What you should do: Return, from the material below, each line in which the word "price" is present.

◇ ◇ ◇ ◇ ◇

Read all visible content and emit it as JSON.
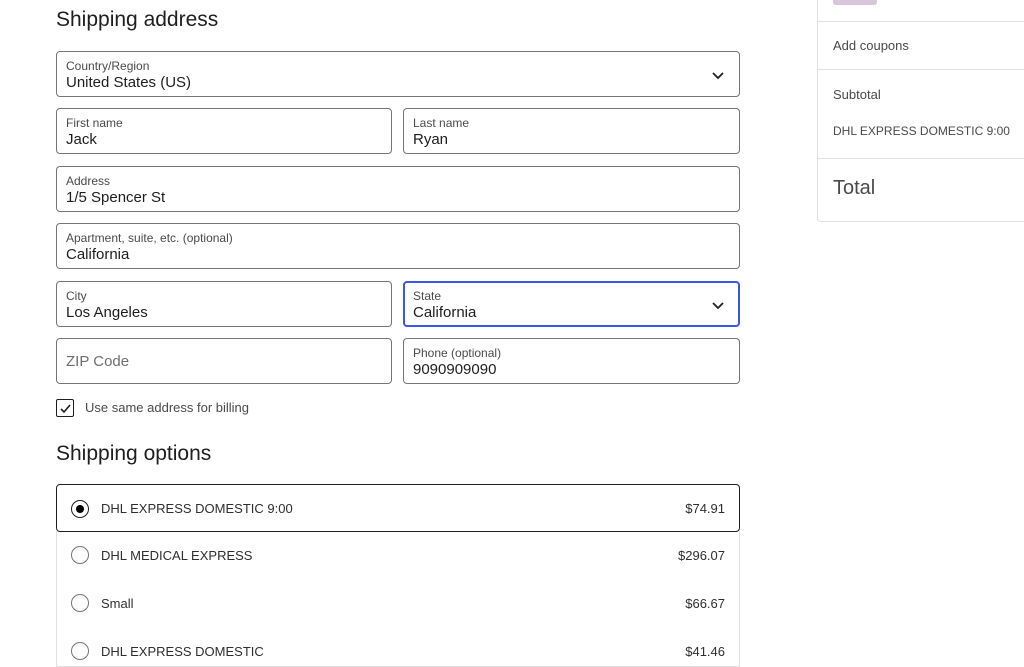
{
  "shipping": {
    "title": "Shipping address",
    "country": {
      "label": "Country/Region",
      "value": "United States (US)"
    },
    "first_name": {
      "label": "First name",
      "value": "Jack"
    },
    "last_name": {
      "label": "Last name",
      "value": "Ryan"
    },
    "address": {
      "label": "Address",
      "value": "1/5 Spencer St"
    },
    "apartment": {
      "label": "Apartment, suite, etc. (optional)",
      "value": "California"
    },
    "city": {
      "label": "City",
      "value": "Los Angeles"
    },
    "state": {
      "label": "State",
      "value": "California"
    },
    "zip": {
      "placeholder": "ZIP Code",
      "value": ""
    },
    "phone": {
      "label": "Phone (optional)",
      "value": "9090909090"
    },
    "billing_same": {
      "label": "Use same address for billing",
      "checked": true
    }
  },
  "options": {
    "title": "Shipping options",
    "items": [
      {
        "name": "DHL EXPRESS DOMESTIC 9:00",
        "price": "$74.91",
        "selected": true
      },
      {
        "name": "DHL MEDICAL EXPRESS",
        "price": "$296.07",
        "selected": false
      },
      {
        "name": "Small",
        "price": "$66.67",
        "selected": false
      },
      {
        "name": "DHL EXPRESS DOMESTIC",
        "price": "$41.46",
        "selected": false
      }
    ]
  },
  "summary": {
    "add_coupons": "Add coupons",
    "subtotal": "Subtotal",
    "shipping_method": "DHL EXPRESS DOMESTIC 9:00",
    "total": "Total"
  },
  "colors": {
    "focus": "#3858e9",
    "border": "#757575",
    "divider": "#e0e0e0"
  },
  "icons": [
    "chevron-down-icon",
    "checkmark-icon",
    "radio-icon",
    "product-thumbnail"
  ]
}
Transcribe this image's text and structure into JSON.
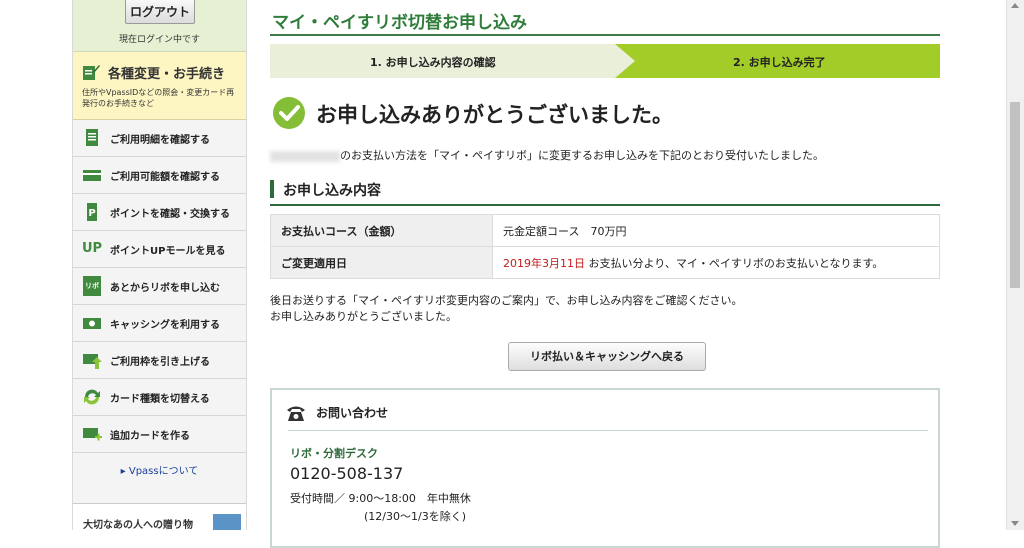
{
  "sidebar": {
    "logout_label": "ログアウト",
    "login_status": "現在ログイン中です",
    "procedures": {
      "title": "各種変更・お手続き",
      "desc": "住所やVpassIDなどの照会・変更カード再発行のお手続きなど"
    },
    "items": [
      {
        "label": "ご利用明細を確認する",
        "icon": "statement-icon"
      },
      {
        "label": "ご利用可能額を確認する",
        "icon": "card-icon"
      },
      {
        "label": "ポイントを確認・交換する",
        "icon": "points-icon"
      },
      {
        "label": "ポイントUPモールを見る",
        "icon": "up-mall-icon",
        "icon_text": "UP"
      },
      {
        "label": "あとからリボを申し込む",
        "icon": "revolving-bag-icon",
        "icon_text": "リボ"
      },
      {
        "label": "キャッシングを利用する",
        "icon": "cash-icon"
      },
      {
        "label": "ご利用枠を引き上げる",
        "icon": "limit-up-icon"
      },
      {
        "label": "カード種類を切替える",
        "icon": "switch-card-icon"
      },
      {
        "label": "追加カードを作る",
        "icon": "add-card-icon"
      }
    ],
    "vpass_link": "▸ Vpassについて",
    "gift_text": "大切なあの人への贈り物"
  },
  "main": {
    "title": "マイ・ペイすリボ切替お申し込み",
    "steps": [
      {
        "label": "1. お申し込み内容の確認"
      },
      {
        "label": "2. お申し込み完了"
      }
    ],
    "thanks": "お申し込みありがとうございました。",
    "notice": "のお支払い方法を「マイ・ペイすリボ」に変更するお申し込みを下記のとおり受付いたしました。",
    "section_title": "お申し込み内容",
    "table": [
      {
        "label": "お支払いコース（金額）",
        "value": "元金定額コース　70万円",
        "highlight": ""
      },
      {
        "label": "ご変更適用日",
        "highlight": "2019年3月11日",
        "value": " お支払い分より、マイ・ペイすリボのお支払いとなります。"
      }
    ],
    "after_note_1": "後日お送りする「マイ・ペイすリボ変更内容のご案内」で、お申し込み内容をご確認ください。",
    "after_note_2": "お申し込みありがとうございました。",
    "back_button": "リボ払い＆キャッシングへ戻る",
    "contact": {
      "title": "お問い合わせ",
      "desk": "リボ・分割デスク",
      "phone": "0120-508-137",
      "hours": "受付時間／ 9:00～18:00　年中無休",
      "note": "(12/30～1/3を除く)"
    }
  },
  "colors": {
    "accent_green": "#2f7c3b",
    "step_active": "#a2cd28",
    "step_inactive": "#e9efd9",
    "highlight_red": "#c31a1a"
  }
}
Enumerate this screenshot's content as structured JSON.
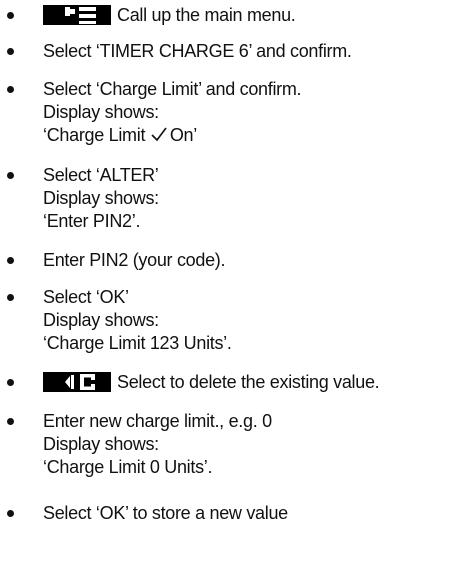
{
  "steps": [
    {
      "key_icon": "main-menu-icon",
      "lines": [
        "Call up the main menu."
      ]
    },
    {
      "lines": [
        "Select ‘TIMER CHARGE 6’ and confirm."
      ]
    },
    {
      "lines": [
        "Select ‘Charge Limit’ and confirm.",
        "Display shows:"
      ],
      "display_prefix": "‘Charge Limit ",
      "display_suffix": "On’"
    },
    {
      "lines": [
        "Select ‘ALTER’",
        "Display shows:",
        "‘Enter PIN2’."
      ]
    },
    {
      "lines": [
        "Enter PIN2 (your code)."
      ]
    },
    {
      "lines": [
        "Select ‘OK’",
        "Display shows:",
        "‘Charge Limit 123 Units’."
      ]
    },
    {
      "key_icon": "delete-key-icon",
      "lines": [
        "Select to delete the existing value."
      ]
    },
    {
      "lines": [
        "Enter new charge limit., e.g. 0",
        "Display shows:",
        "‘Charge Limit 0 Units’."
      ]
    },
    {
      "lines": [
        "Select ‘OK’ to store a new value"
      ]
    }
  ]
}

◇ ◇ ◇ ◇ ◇

Answer to the problem:
        "price": "$74.91",
        "price": "$296.07",
        "price": "$66.67",
        "price": "$41.46",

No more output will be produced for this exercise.